WASP-107b also has one of the chilliest atmospheres ever discovered shrouding a distant exoplanet, though, to put this in context, it's still about 500 °C (932 °F) hotter than the protective envelope of gas shrouding our own blue marble. Studying WASP-107b and similar planets could help reveal how and why their atmospheres vanish, Kataria says.
By breaking down the range of light going through the upper piece of the exoplanet's air, the specialists could identify the nearness of helium in an energized state.

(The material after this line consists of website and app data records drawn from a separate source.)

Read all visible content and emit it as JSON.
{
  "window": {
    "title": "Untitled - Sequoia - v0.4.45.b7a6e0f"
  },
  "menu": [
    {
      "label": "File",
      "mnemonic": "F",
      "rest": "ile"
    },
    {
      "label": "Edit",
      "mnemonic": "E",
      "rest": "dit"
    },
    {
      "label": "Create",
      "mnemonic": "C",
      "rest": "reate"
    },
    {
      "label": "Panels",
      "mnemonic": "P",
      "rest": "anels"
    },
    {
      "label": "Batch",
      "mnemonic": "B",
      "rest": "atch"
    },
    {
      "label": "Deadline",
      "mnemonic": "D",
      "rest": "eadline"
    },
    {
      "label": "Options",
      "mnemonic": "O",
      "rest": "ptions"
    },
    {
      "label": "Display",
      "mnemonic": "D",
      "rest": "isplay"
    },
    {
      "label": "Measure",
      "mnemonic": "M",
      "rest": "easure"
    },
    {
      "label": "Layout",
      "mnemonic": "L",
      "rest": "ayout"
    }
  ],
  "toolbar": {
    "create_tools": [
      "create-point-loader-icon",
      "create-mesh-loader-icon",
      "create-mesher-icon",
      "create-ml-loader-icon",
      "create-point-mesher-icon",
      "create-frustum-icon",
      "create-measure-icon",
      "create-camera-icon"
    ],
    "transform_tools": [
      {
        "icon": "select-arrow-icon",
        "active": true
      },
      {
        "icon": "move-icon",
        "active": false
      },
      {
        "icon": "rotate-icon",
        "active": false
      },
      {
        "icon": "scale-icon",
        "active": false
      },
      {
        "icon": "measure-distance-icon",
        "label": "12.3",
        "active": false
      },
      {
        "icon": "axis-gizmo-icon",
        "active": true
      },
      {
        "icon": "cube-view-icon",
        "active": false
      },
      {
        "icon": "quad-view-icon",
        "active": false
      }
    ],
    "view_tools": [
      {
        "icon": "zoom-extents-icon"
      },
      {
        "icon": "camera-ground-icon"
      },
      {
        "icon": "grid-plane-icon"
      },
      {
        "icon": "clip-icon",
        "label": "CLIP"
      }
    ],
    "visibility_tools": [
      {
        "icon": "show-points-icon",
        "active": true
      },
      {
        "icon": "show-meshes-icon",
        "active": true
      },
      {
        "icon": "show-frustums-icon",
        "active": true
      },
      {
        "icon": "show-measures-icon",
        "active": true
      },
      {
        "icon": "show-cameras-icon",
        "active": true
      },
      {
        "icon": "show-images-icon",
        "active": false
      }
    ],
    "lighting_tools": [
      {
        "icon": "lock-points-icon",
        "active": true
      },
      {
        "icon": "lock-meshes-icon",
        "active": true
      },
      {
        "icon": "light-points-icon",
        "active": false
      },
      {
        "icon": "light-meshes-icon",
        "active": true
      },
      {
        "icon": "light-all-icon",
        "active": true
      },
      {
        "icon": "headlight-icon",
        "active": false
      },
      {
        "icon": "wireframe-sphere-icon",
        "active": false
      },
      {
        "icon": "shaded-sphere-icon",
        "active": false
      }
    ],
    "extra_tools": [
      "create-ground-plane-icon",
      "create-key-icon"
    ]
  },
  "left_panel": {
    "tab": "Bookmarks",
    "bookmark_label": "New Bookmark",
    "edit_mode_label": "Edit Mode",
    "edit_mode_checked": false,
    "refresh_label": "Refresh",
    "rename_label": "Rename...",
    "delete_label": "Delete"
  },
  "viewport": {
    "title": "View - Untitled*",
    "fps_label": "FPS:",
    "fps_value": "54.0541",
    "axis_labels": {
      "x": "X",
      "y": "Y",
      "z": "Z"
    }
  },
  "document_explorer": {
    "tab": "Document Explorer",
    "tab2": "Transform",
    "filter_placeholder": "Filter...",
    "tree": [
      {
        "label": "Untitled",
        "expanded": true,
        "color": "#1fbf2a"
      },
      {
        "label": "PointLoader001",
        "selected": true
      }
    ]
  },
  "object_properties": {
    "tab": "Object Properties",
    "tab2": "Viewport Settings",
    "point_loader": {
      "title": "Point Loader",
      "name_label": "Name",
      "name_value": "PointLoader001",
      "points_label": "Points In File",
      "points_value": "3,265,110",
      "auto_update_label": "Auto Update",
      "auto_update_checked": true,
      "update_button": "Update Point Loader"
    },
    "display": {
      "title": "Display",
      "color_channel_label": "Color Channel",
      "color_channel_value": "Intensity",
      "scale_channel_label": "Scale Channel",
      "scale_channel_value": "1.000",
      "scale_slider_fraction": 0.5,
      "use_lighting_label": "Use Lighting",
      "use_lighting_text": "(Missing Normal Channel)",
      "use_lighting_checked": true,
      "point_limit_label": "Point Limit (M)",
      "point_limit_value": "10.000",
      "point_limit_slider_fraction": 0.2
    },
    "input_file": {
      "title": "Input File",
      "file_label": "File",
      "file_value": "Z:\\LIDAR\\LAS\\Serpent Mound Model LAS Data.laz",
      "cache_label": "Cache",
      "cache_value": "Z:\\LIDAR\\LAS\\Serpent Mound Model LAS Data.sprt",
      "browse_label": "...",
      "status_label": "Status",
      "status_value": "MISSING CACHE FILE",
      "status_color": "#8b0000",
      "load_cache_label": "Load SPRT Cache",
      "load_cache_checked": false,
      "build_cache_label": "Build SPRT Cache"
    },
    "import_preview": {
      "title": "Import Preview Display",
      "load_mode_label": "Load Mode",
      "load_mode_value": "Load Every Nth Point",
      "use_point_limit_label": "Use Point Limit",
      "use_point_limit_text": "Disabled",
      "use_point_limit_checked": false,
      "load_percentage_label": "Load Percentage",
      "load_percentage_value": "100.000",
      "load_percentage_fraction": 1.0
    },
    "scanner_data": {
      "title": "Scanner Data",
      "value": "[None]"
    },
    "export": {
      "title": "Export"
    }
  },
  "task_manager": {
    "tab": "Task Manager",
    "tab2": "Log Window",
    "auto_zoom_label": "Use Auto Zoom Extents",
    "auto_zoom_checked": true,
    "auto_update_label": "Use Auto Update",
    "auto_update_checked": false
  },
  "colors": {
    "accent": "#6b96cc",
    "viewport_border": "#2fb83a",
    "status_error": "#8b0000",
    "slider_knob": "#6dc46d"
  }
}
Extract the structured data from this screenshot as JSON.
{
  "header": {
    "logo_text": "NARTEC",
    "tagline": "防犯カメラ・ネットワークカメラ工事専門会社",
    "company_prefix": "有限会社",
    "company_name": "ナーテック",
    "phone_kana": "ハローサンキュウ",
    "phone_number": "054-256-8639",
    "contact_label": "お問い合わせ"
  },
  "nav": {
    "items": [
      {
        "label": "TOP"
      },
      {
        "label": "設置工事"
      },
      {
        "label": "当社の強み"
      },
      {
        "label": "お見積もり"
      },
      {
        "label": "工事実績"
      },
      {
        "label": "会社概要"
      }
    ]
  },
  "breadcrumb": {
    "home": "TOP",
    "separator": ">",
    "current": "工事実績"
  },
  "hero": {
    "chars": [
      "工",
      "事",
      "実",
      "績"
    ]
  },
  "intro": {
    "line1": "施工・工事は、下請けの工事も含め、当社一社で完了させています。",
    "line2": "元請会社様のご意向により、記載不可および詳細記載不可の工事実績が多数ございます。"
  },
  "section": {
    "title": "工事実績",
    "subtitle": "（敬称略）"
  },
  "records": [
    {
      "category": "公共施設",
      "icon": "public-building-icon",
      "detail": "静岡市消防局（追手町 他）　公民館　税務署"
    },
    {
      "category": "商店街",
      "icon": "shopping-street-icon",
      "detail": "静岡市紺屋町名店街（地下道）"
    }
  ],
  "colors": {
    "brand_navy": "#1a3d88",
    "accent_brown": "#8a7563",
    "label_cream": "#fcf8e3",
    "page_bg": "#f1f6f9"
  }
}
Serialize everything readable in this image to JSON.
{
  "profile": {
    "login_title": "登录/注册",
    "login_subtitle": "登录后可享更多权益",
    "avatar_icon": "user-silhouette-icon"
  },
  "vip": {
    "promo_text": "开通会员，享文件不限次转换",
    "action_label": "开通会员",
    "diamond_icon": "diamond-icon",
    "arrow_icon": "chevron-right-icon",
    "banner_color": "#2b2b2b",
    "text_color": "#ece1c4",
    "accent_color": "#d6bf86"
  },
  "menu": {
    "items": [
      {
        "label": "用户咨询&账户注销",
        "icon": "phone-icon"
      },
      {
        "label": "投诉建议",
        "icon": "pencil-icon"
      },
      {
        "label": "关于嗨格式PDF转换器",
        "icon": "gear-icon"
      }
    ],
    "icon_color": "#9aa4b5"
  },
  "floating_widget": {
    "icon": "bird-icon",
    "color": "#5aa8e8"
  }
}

The significant strength of the signal measured exploited a new technique that does not rely on ultraviolet measurements which have historically been used to study upper exoplanet atmospheres. The astronomers believe this new approach, which uses infrared light, could establish new paths to exploring the atmospheres of Earth-sized exoplanets across the universe. Without a lot of gravitational pull to keep its atmosphere small and compact, the planet's gases can extend tens of thousands of kilometres into space.